Records for processing ▸

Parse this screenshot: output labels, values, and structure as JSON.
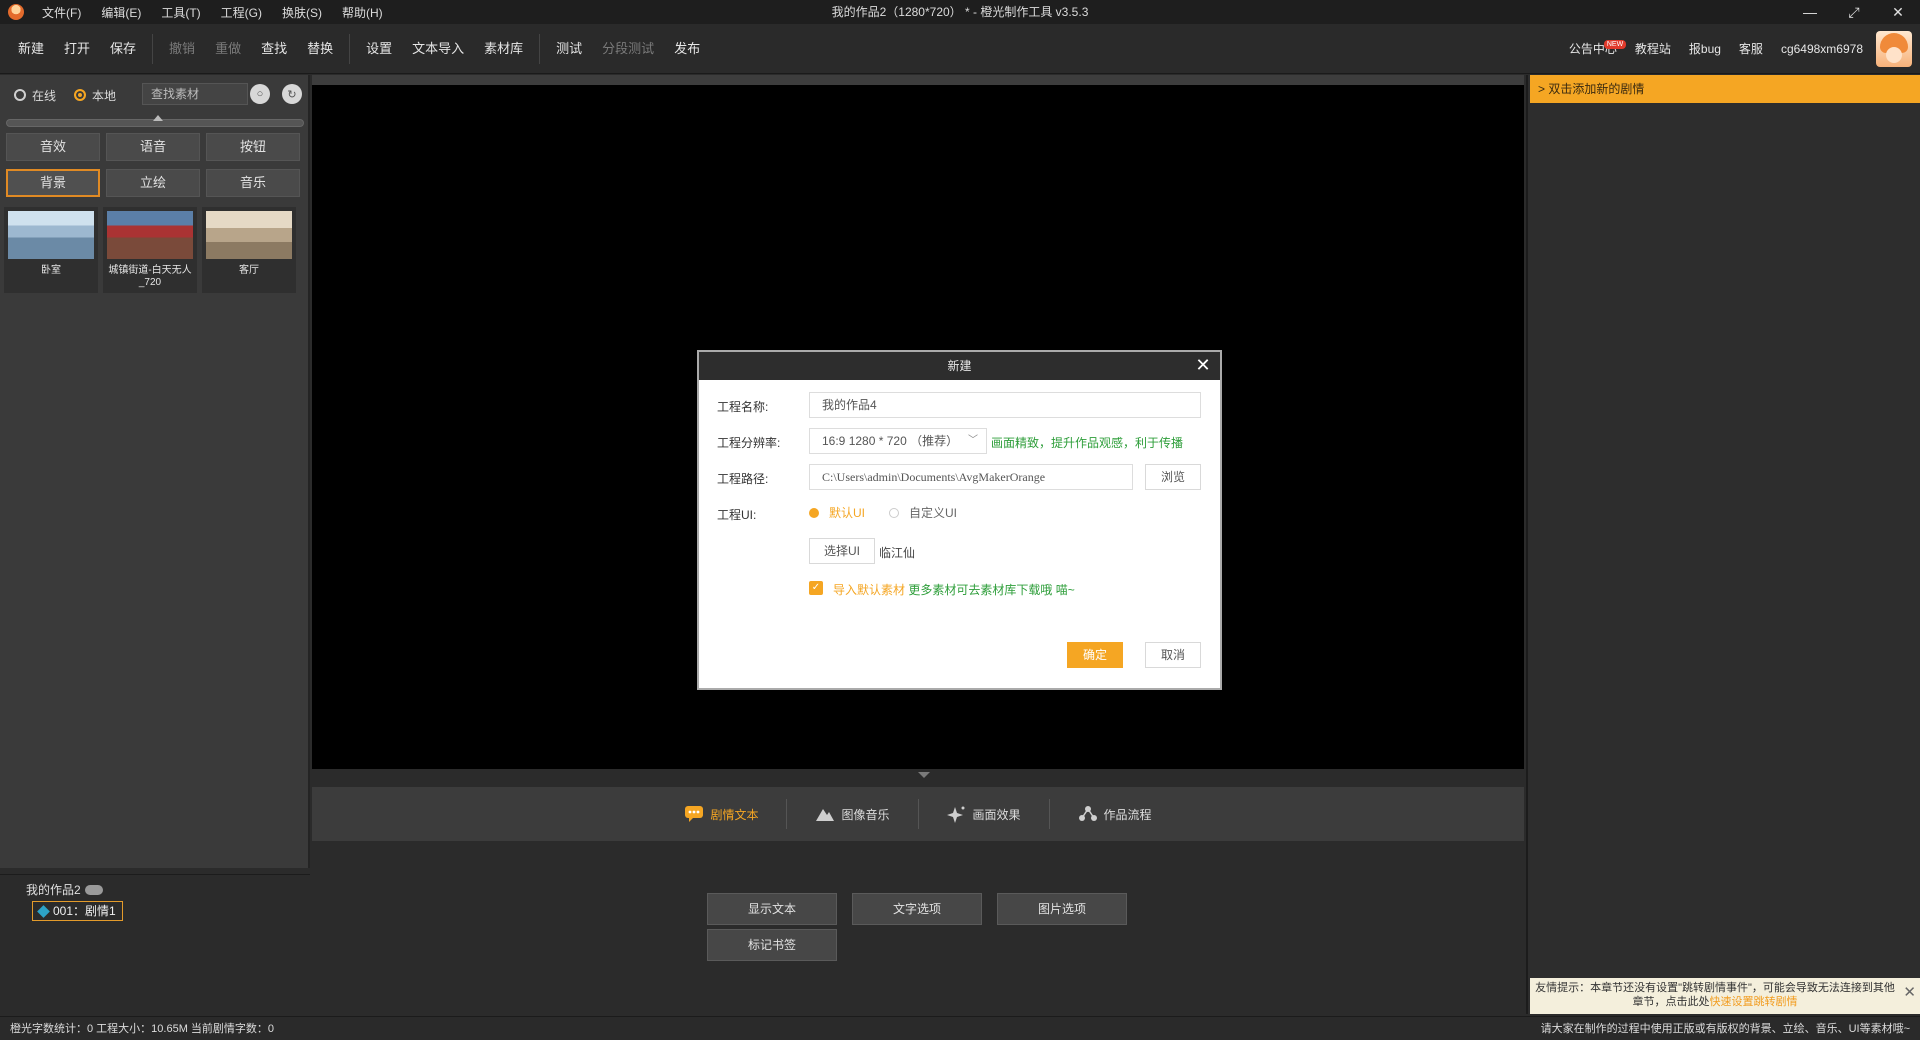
{
  "window": {
    "title": "我的作品2（1280*720） * - 橙光制作工具 v3.5.3",
    "menu": [
      "文件(F)",
      "编辑(E)",
      "工具(T)",
      "工程(G)",
      "换肤(S)",
      "帮助(H)"
    ]
  },
  "toolbar": {
    "group1": [
      "新建",
      "打开",
      "保存"
    ],
    "group2": [
      "撤销",
      "重做",
      "查找",
      "替换"
    ],
    "group3": [
      "设置",
      "文本导入",
      "素材库"
    ],
    "group4": [
      "测试",
      "分段测试",
      "发布"
    ],
    "right": {
      "announcements": "公告中心",
      "new_badge": "NEW",
      "tutorials": "教程站",
      "report_bug": "报bug",
      "support": "客服",
      "username": "cg6498xm6978"
    }
  },
  "left_panel": {
    "source_online": "在线",
    "source_local": "本地",
    "search_placeholder": "查找素材",
    "categories": [
      "音效",
      "语音",
      "按钮",
      "背景",
      "立绘",
      "音乐"
    ],
    "active_category": "背景",
    "assets": [
      {
        "label": "卧室"
      },
      {
        "label": "城镇街道-白天无人_720"
      },
      {
        "label": "客厅"
      }
    ]
  },
  "project_tree": {
    "root": "我的作品2",
    "node": "001：剧情1"
  },
  "bottom": {
    "tabs": [
      "剧情文本",
      "图像音乐",
      "画面效果",
      "作品流程"
    ],
    "active_tab": "剧情文本",
    "actions": {
      "show_text": "显示文本",
      "text_options": "文字选项",
      "image_options": "图片选项",
      "bookmark": "标记书签"
    }
  },
  "right_panel": {
    "hint": "> 双击添加新的剧情",
    "tip_prefix": "友情提示：本章节还没有设置\"跳转剧情事件\"，可能会导致无法连接到其他章节，点击此处",
    "tip_link": "快速设置跳转剧情"
  },
  "statusbar": {
    "left": "橙光字数统计：0 工程大小：10.65M 当前剧情字数：0",
    "right": "请大家在制作的过程中使用正版或有版权的背景、立绘、音乐、UI等素材哦~"
  },
  "dialog": {
    "title": "新建",
    "name_label": "工程名称:",
    "name_value": "我的作品4",
    "resolution_label": "工程分辨率:",
    "resolution_value": "16:9 1280 * 720 （推荐）",
    "resolution_note": "画面精致，提升作品观感，利于传播",
    "path_label": "工程路径:",
    "path_value": "C:\\Users\\admin\\Documents\\AvgMakerOrange",
    "browse": "浏览",
    "ui_label": "工程UI:",
    "ui_default": "默认UI",
    "ui_custom": "自定义UI",
    "select_ui": "选择UI",
    "ui_name": "临江仙",
    "import_label": "导入默认素材",
    "import_note": "更多素材可去素材库下载哦 喵~",
    "confirm": "确定",
    "cancel": "取消"
  },
  "colors": {
    "accent": "#f5a623",
    "green_note": "#2e9e3a",
    "panel": "#3a3a3a",
    "canvas": "#000000"
  }
}
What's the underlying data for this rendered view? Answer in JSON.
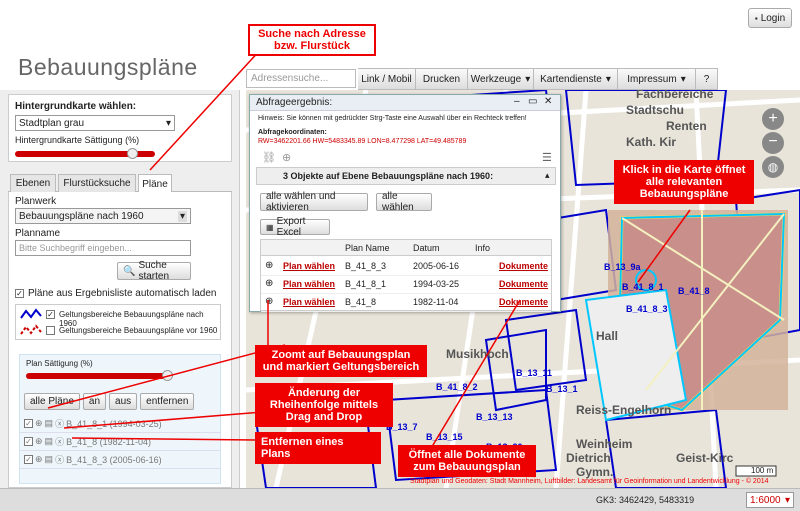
{
  "header": {
    "title": "Bebauungspläne",
    "login": "Login",
    "search_placeholder": "Adressensuche..."
  },
  "nav": [
    {
      "label": "Link / Mobil",
      "dd": false
    },
    {
      "label": "Drucken",
      "dd": false
    },
    {
      "label": "Werkzeuge",
      "dd": true
    },
    {
      "label": "Kartendienste",
      "dd": true
    },
    {
      "label": "Impressum",
      "dd": true
    },
    {
      "label": "?",
      "dd": false
    }
  ],
  "left": {
    "bg_label": "Hintergrundkarte wählen:",
    "bg_value": "Stadtplan grau",
    "saturation_label": "Hintergrundkarte Sättigung (%)",
    "tabs": [
      "Ebenen",
      "Flurstücksuche",
      "Pläne"
    ],
    "planwerk_label": "Planwerk",
    "planwerk_value": "Bebauungspläne nach 1960",
    "planname_label": "Planname",
    "planname_placeholder": "Bitte Suchbegriff eingeben...",
    "search_button": "Suche starten",
    "auto_load": "Pläne aus Ergebnisliste automatisch laden",
    "legend": [
      "Geltungsbereiche Bebauungspläne nach 1960",
      "Geltungsbereiche Bebauungspläne vor 1960"
    ],
    "plan_sat_label": "Plan Sättigung (%)",
    "list_buttons": [
      "alle Pläne",
      "an",
      "aus",
      "entfernen"
    ],
    "plans": [
      "B_41_8_1 (1994-03-25)",
      "B_41_8 (1982-11-04)",
      "B_41_8_3 (2005-06-16)"
    ]
  },
  "dialog": {
    "title": "Abfrageergebnis:",
    "hint": "Hinweis: Sie können mit gedrückter Strg-Taste eine Auswahl über ein Rechteck treffen!",
    "coord_label": "Abfragekoordinaten:",
    "coords": "RW=3462201.66 HW=5483345.89 LON=8.477298 LAT=49.485789",
    "section": "3 Objekte auf Ebene Bebauungspläne nach 1960:",
    "btn_all_activate": "alle wählen und aktivieren",
    "btn_all": "alle wählen",
    "export": "Export Excel",
    "columns": [
      "",
      "",
      "Plan Name",
      "Datum",
      "Info",
      ""
    ],
    "rows": [
      {
        "action": "Plan wählen",
        "name": "B_41_8_3",
        "date": "2005-06-16",
        "docs": "Dokumente"
      },
      {
        "action": "Plan wählen",
        "name": "B_41_8_1",
        "date": "1994-03-25",
        "docs": "Dokumente"
      },
      {
        "action": "Plan wählen",
        "name": "B_41_8",
        "date": "1982-11-04",
        "docs": "Dokumente"
      }
    ]
  },
  "map": {
    "labels": [
      "Fachbereiche",
      "Stadtschu",
      "Renten",
      "Kath. Kir",
      "B_13_9a",
      "B_41_8",
      "B_41_8_1",
      "B_41_8_3",
      "Musikhoch",
      "B_13_11",
      "B_13_1",
      "B_13_13",
      "B_13_15",
      "B_13_20",
      "Weinheim",
      "Reiss-Engelhorn",
      "Dietrich",
      "Geist-Kirc",
      "Gymn.",
      "B_41_8_2",
      "B_13_7",
      "Hall"
    ],
    "scale": "100 m",
    "attribution": "Stadtplan und Geodaten: Stadt Mannheim, Luftbilder: Landesamt für Geoinformation und Landentwicklung - © 2014"
  },
  "status": {
    "coords": "GK3: 3462429, 5483319",
    "scale": "1:6000"
  },
  "callouts": {
    "search": "Suche nach Adresse bzw. Flurstück",
    "map_click": "Klick in die Karte öffnet alle relevanten Bebauungspläne",
    "zoom": "Zoomt auf Bebauungsplan und markiert Geltungsbereich",
    "reorder": "Änderung der Rheihenfolge mittels Drag and Drop",
    "remove": "Entfernen eines Plans",
    "docs": "Öffnet alle Dokumente zum Bebauungsplan"
  },
  "colors": {
    "accent_red": "#e00000",
    "plan_blue": "#0000cc",
    "link_red": "#b00000"
  }
}
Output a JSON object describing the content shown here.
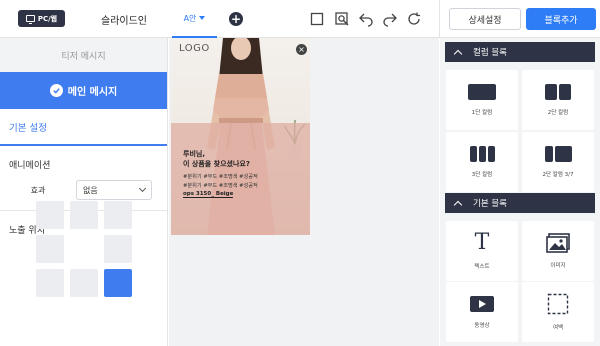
{
  "topbar": {
    "device_label": "PC/웹",
    "slide_label": "슬라이드인",
    "tab_label": "A안",
    "add_label": "+",
    "detail_button": "상세설정",
    "add_block_button": "블록추가"
  },
  "left": {
    "teaser_label": "티저 메시지",
    "main_message_label": "메인 메시지",
    "basic_settings": "기본 설정",
    "animation_title": "애니메이션",
    "effect_label": "효과",
    "effect_value": "없음",
    "position_title": "노출 위치"
  },
  "popup": {
    "logo": "LOGO",
    "close_symbol": "×",
    "line1": "루비님,",
    "line2": "이 상품을 찾으셨나요?",
    "tags": "#분위기 #무드 #조명색 #성공적",
    "tags2": "#분위기 #무드 #조명색 #성공적",
    "code": "ops 3150_ Beige"
  },
  "right": {
    "column_block": "컬럼 블록",
    "basic_block": "기본 블록",
    "col1": "1단 칼럼",
    "col2": "2단 칼럼",
    "col3": "3단 칼럼",
    "col37": "2단 칼럼 3/7",
    "text": "텍스트",
    "text_glyph": "T",
    "image": "이미지",
    "video": "동영상",
    "blank": "여백"
  },
  "colors": {
    "accent": "#3e7cf0",
    "dark": "#2e3446"
  }
}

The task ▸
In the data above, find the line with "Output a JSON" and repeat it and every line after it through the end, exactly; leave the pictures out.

Exercise response ▸
Output a JSON object describing the content shown here.
{
  "topbar": {
    "device_label": "PC/웹",
    "slide_label": "슬라이드인",
    "tab_label": "A안",
    "add_label": "+",
    "detail_button": "상세설정",
    "add_block_button": "블록추가"
  },
  "left": {
    "teaser_label": "티저 메시지",
    "main_message_label": "메인 메시지",
    "basic_settings": "기본 설정",
    "animation_title": "애니메이션",
    "effect_label": "효과",
    "effect_value": "없음",
    "position_title": "노출 위치"
  },
  "popup": {
    "logo": "LOGO",
    "close_symbol": "×",
    "line1": "루비님,",
    "line2": "이 상품을 찾으셨나요?",
    "tags": "#분위기 #무드 #조명색 #성공적",
    "tags2": "#분위기 #무드 #조명색 #성공적",
    "code": "ops 3150_ Beige"
  },
  "right": {
    "column_block": "컬럼 블록",
    "basic_block": "기본 블록",
    "col1": "1단 칼럼",
    "col2": "2단 칼럼",
    "col3": "3단 칼럼",
    "col37": "2단 칼럼 3/7",
    "text": "텍스트",
    "text_glyph": "T",
    "image": "이미지",
    "video": "동영상",
    "blank": "여백"
  },
  "colors": {
    "accent": "#3e7cf0",
    "dark": "#2e3446"
  }
}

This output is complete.